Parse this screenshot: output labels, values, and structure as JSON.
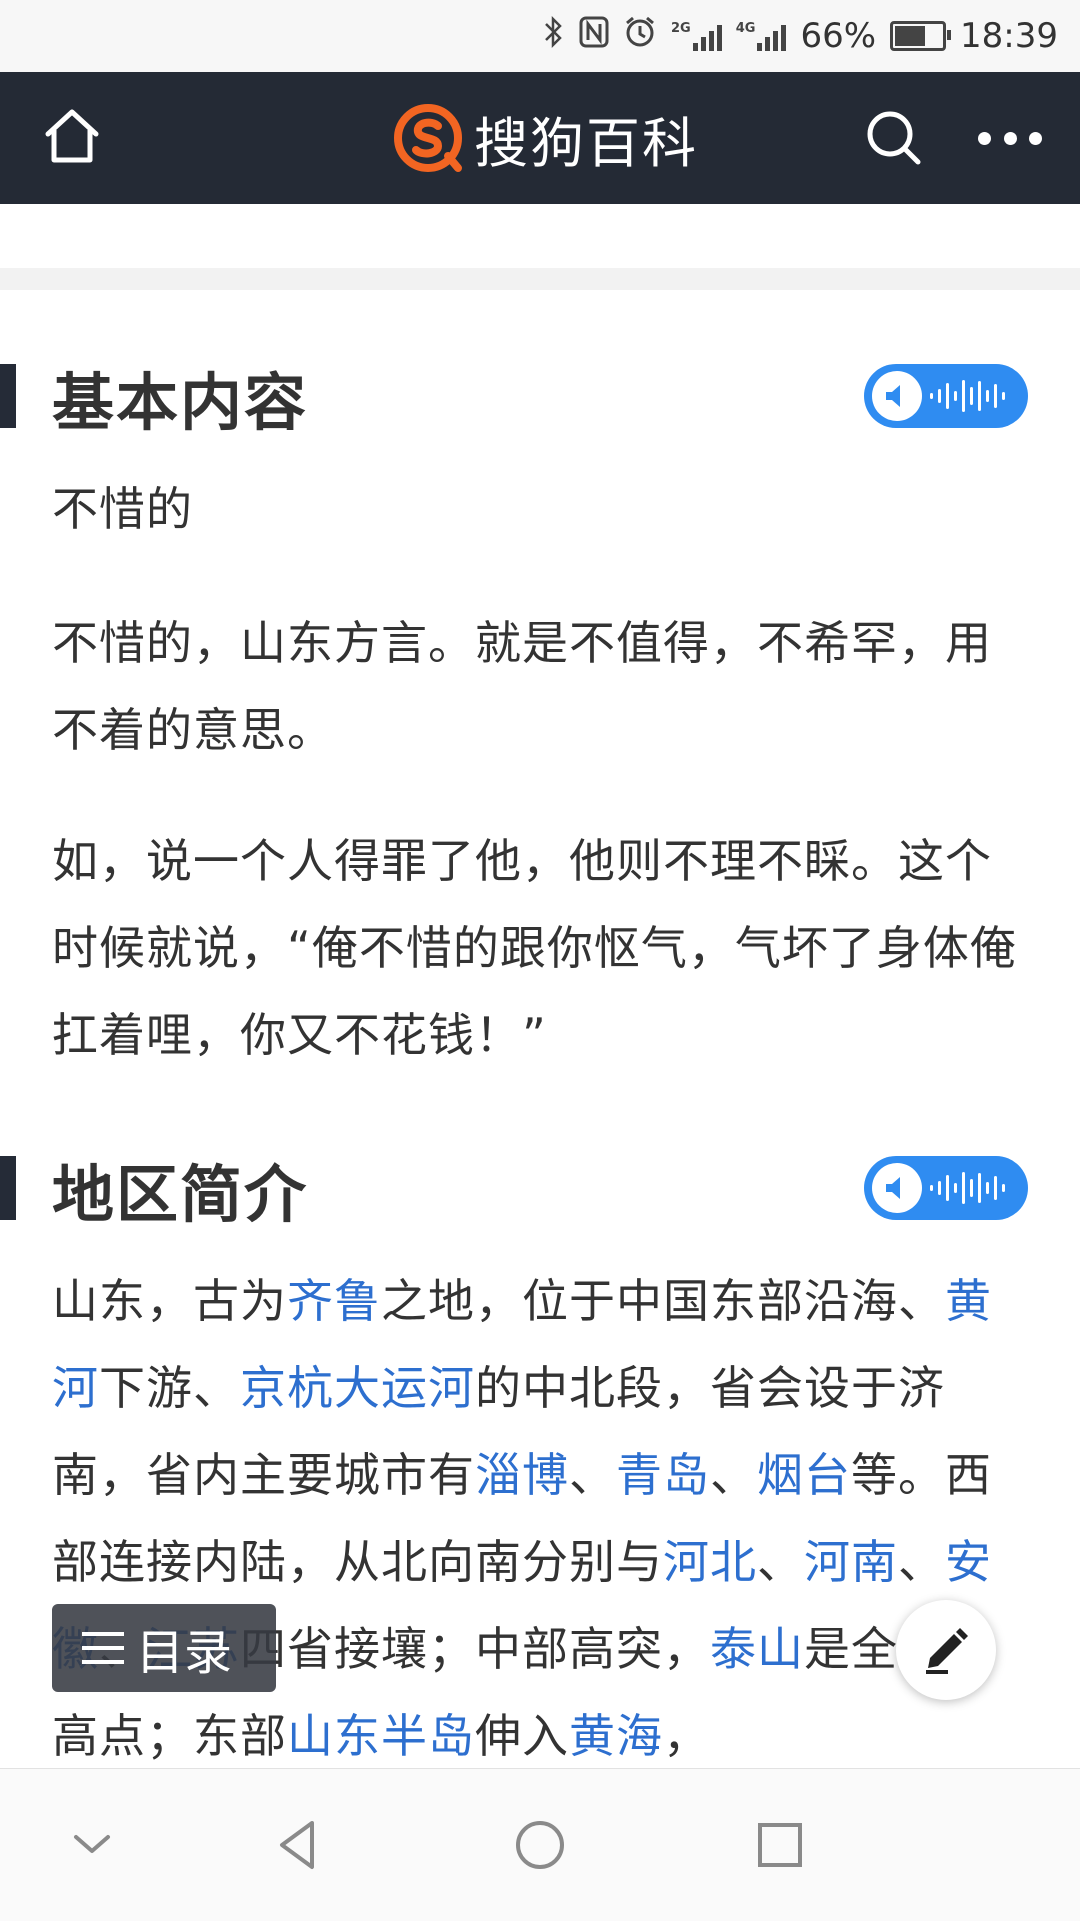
{
  "status_bar": {
    "battery": "66%",
    "time": "18:39",
    "net1": "2G",
    "net2": "4G",
    "icons": [
      "bluetooth-icon",
      "nfc-icon",
      "alarm-icon",
      "signal-icon",
      "signal-icon",
      "battery-icon"
    ]
  },
  "header": {
    "brand": "搜狗百科",
    "icons": [
      "home-icon",
      "sogou-logo",
      "search-icon",
      "more-icon"
    ],
    "color": "#242a35"
  },
  "sections": [
    {
      "title": "基本内容",
      "paragraphs": [
        "不惜的",
        "不惜的，山东方言。就是不值得，不希罕，用不着的意思。",
        "如，说一个人得罪了他，他则不理不睬。这个时候就说，“俺不惜的跟你怄气，气坏了身体俺扛着哩，你又不花钱！”"
      ]
    },
    {
      "title": "地区简介",
      "p1": {
        "t1": "山东，古为",
        "l1": "齐鲁",
        "t2": "之地，位于中国东部沿海、",
        "l2": "黄河",
        "t3": "下游、",
        "l3": "京杭大运河",
        "t4": "的中北段，省会设于济南，省内主要城市有",
        "l4": "淄博",
        "t5": "、",
        "l5": "青岛",
        "t6": "、",
        "l6": "烟台",
        "t7": "等。西部连接内陆，从北向南分别与",
        "l7": "河北",
        "t8": "、",
        "l8": "河南",
        "t9": "、",
        "l9": "安徽",
        "t10": "、",
        "l10": "江苏",
        "t11": "四省接壤；中部高突，",
        "l11": "泰山",
        "t12": "是全境最高点；东部",
        "l12": "山东半岛",
        "t13": "伸入",
        "l13": "黄海",
        "t14": "，"
      }
    }
  ],
  "floating": {
    "toc_label": "目录",
    "edit_icon": "pencil-icon"
  },
  "navbar": {
    "icons": [
      "chevron-down-icon",
      "back-icon",
      "home-circle-icon",
      "recents-icon"
    ]
  },
  "colors": {
    "link": "#2d6fcf",
    "audio": "#2f8cf1",
    "logo_orange": "#f26522"
  }
}
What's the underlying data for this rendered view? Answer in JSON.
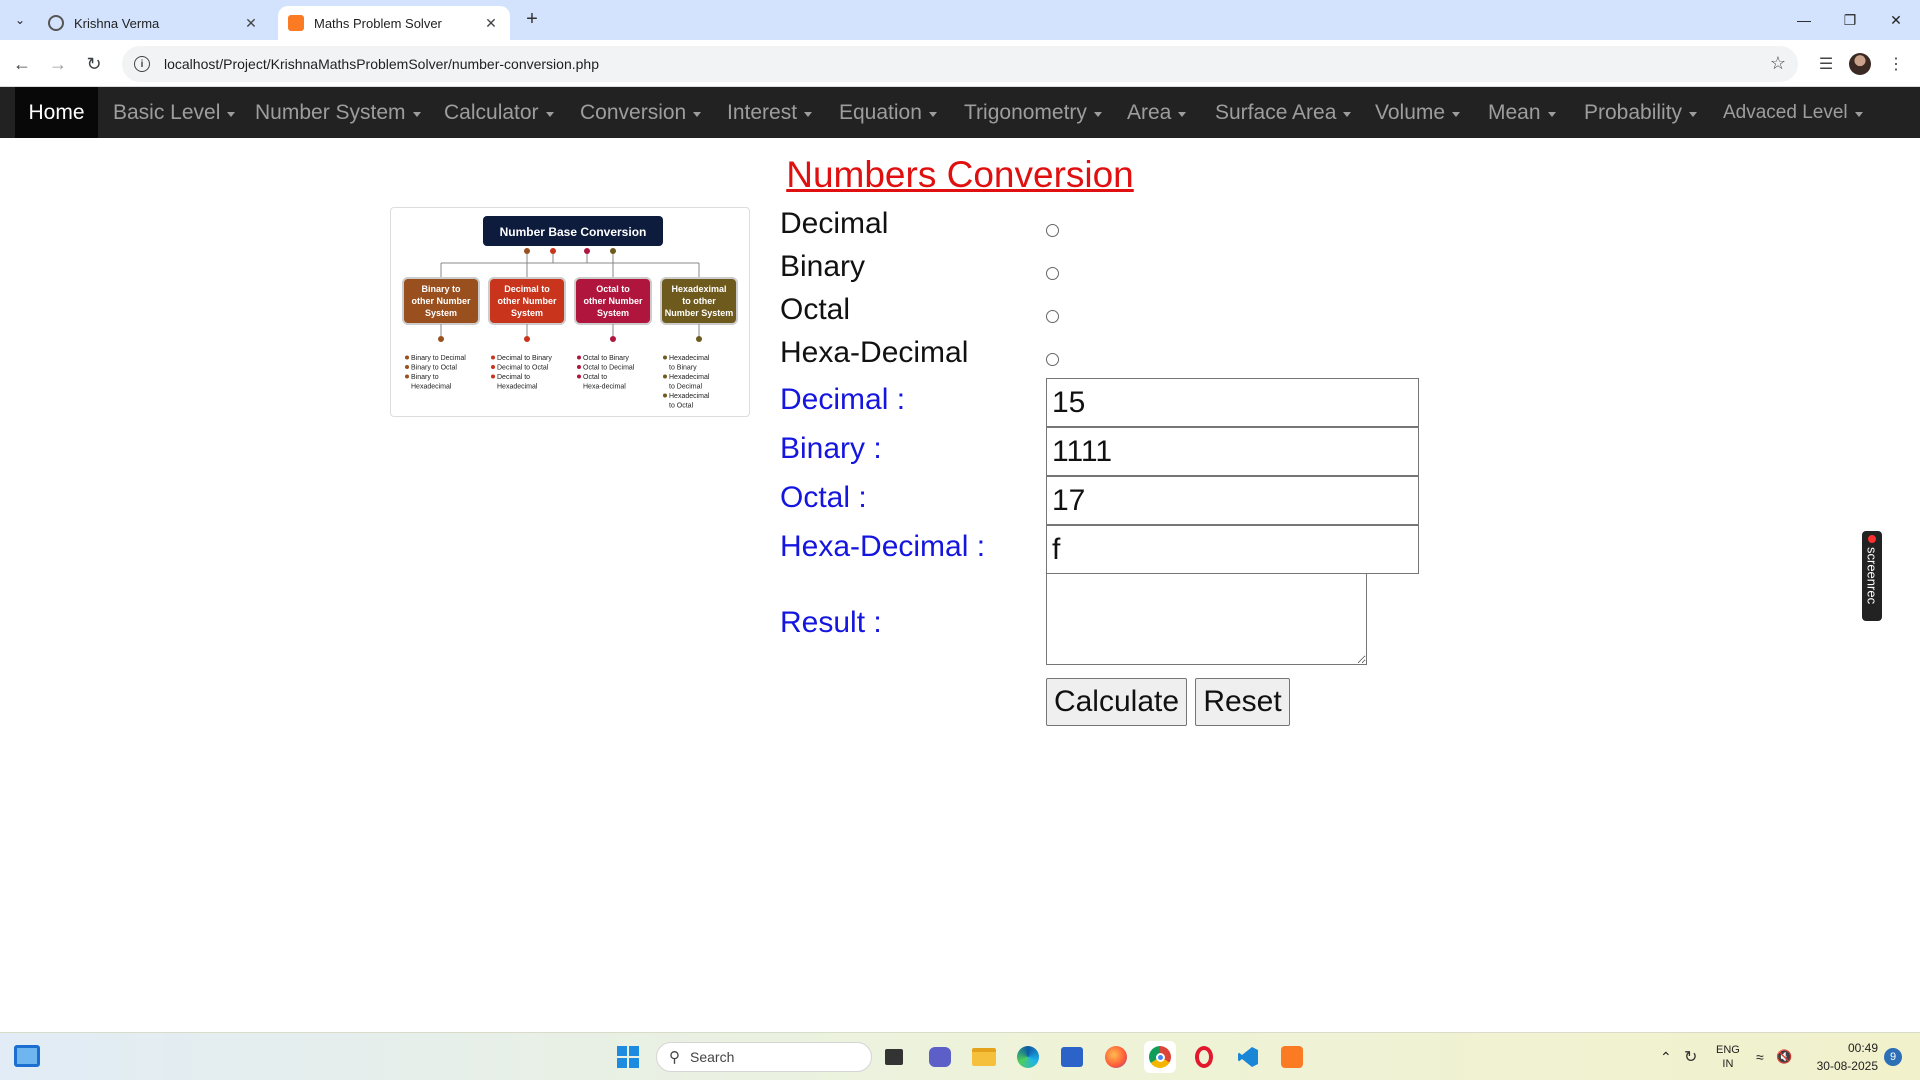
{
  "browser": {
    "tabs": [
      {
        "title": "Krishna Verma",
        "active": false
      },
      {
        "title": "Maths Problem Solver",
        "active": true
      }
    ],
    "url": "localhost/Project/KrishnaMathsProblemSolver/number-conversion.php"
  },
  "navbar": {
    "home": "Home",
    "items": [
      {
        "label": "Basic Level"
      },
      {
        "label": "Number System"
      },
      {
        "label": "Calculator"
      },
      {
        "label": "Conversion"
      },
      {
        "label": "Interest"
      },
      {
        "label": "Equation"
      },
      {
        "label": "Trigonometry"
      },
      {
        "label": "Area"
      },
      {
        "label": "Surface Area"
      },
      {
        "label": "Volume"
      },
      {
        "label": "Mean"
      },
      {
        "label": "Probability"
      },
      {
        "label": "Advaced Level"
      }
    ]
  },
  "page": {
    "title": "Numbers Conversion",
    "diagram": {
      "title": "Number Base Conversion",
      "boxes": [
        {
          "label_lines": [
            "Binary to",
            "other Number",
            "System"
          ],
          "color": "#9a4f1f",
          "items": [
            "Binary to Decimal",
            "Binary to Octal",
            "Binary to",
            "Hexadecimal"
          ]
        },
        {
          "label_lines": [
            "Decimal to",
            "other Number",
            "System"
          ],
          "color": "#c9341d",
          "items": [
            "Decimal to Binary",
            "Decimal to Octal",
            "Decimal to",
            "Hexadecimal"
          ]
        },
        {
          "label_lines": [
            "Octal to",
            "other Number",
            "System"
          ],
          "color": "#b0163d",
          "items": [
            "Octal to Binary",
            "Octal to Decimal",
            "Octal to",
            "Hexa-decimal"
          ]
        },
        {
          "label_lines": [
            "Hexadeximal",
            "to other",
            "Number System"
          ],
          "color": "#6e5a1d",
          "items": [
            "Hexadecimal",
            "to Binary",
            "Hexadecimal",
            "to Decimal",
            "Hexadecimal",
            "to Octal"
          ]
        }
      ]
    },
    "radio_options": [
      {
        "label": "Decimal"
      },
      {
        "label": "Binary"
      },
      {
        "label": "Octal"
      },
      {
        "label": "Hexa-Decimal"
      }
    ],
    "fields": [
      {
        "label": "Decimal :",
        "value": "15"
      },
      {
        "label": "Binary :",
        "value": "1111"
      },
      {
        "label": "Octal :",
        "value": "17"
      },
      {
        "label": "Hexa-Decimal :",
        "value": "f"
      }
    ],
    "result_label": "Result :",
    "calculate_label": "Calculate",
    "reset_label": "Reset"
  },
  "overlay": {
    "screenrec": "screenrec"
  },
  "taskbar": {
    "search_placeholder": "Search",
    "lang_line1": "ENG",
    "lang_line2": "IN",
    "time": "00:49",
    "date": "30-08-2025",
    "notification_count": "9"
  },
  "colors": {
    "title": "#e01010",
    "field_label": "#1515e0",
    "navbar_bg": "#222222",
    "navbar_active_bg": "#080808"
  }
}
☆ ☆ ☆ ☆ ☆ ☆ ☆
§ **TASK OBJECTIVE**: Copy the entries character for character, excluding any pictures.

§ **RESULT FOR THIS EXERCISE**:
Parse this screenshot: output labels, values, and structure as JSON.
{
  "status_bar": {
    "battery": "66%",
    "time": "18:39",
    "net1": "2G",
    "net2": "4G",
    "icons": [
      "bluetooth-icon",
      "nfc-icon",
      "alarm-icon",
      "signal-icon",
      "signal-icon",
      "battery-icon"
    ]
  },
  "header": {
    "brand": "搜狗百科",
    "icons": [
      "home-icon",
      "sogou-logo",
      "search-icon",
      "more-icon"
    ],
    "color": "#242a35"
  },
  "sections": [
    {
      "title": "基本内容",
      "paragraphs": [
        "不惜的",
        "不惜的，山东方言。就是不值得，不希罕，用不着的意思。",
        "如，说一个人得罪了他，他则不理不睬。这个时候就说，“俺不惜的跟你怄气，气坏了身体俺扛着哩，你又不花钱！”"
      ]
    },
    {
      "title": "地区简介",
      "p1": {
        "t1": "山东，古为",
        "l1": "齐鲁",
        "t2": "之地，位于中国东部沿海、",
        "l2": "黄河",
        "t3": "下游、",
        "l3": "京杭大运河",
        "t4": "的中北段，省会设于济南，省内主要城市有",
        "l4": "淄博",
        "t5": "、",
        "l5": "青岛",
        "t6": "、",
        "l6": "烟台",
        "t7": "等。西部连接内陆，从北向南分别与",
        "l7": "河北",
        "t8": "、",
        "l8": "河南",
        "t9": "、",
        "l9": "安徽",
        "t10": "、",
        "l10": "江苏",
        "t11": "四省接壤；中部高突，",
        "l11": "泰山",
        "t12": "是全境最高点；东部",
        "l12": "山东半岛",
        "t13": "伸入",
        "l13": "黄海",
        "t14": "，"
      }
    }
  ],
  "floating": {
    "toc_label": "目录",
    "edit_icon": "pencil-icon"
  },
  "navbar": {
    "icons": [
      "chevron-down-icon",
      "back-icon",
      "home-circle-icon",
      "recents-icon"
    ]
  },
  "colors": {
    "link": "#2d6fcf",
    "audio": "#2f8cf1",
    "logo_orange": "#f26522"
  }
}
What's the underlying data for this rendered view? Answer in JSON.
{
  "browser": {
    "tabs": [
      {
        "title": "Krishna Verma",
        "active": false
      },
      {
        "title": "Maths Problem Solver",
        "active": true
      }
    ],
    "url": "localhost/Project/KrishnaMathsProblemSolver/number-conversion.php"
  },
  "navbar": {
    "home": "Home",
    "items": [
      {
        "label": "Basic Level"
      },
      {
        "label": "Number System"
      },
      {
        "label": "Calculator"
      },
      {
        "label": "Conversion"
      },
      {
        "label": "Interest"
      },
      {
        "label": "Equation"
      },
      {
        "label": "Trigonometry"
      },
      {
        "label": "Area"
      },
      {
        "label": "Surface Area"
      },
      {
        "label": "Volume"
      },
      {
        "label": "Mean"
      },
      {
        "label": "Probability"
      },
      {
        "label": "Advaced Level"
      }
    ]
  },
  "page": {
    "title": "Numbers Conversion",
    "diagram": {
      "title": "Number Base Conversion",
      "boxes": [
        {
          "label_lines": [
            "Binary to",
            "other Number",
            "System"
          ],
          "color": "#9a4f1f",
          "items": [
            "Binary to Decimal",
            "Binary to Octal",
            "Binary to",
            "Hexadecimal"
          ]
        },
        {
          "label_lines": [
            "Decimal to",
            "other Number",
            "System"
          ],
          "color": "#c9341d",
          "items": [
            "Decimal to Binary",
            "Decimal to Octal",
            "Decimal to",
            "Hexadecimal"
          ]
        },
        {
          "label_lines": [
            "Octal to",
            "other Number",
            "System"
          ],
          "color": "#b0163d",
          "items": [
            "Octal to Binary",
            "Octal to Decimal",
            "Octal to",
            "Hexa-decimal"
          ]
        },
        {
          "label_lines": [
            "Hexadeximal",
            "to other",
            "Number System"
          ],
          "color": "#6e5a1d",
          "items": [
            "Hexadecimal",
            "to Binary",
            "Hexadecimal",
            "to Decimal",
            "Hexadecimal",
            "to Octal"
          ]
        }
      ]
    },
    "radio_options": [
      {
        "label": "Decimal"
      },
      {
        "label": "Binary"
      },
      {
        "label": "Octal"
      },
      {
        "label": "Hexa-Decimal"
      }
    ],
    "fields": [
      {
        "label": "Decimal :",
        "value": "15"
      },
      {
        "label": "Binary :",
        "value": "1111"
      },
      {
        "label": "Octal :",
        "value": "17"
      },
      {
        "label": "Hexa-Decimal :",
        "value": "f"
      }
    ],
    "result_label": "Result :",
    "calculate_label": "Calculate",
    "reset_label": "Reset"
  },
  "overlay": {
    "screenrec": "screenrec"
  },
  "taskbar": {
    "search_placeholder": "Search",
    "lang_line1": "ENG",
    "lang_line2": "IN",
    "time": "00:49",
    "date": "30-08-2025",
    "notification_count": "9"
  },
  "colors": {
    "title": "#e01010",
    "field_label": "#1515e0",
    "navbar_bg": "#222222",
    "navbar_active_bg": "#080808"
  }
}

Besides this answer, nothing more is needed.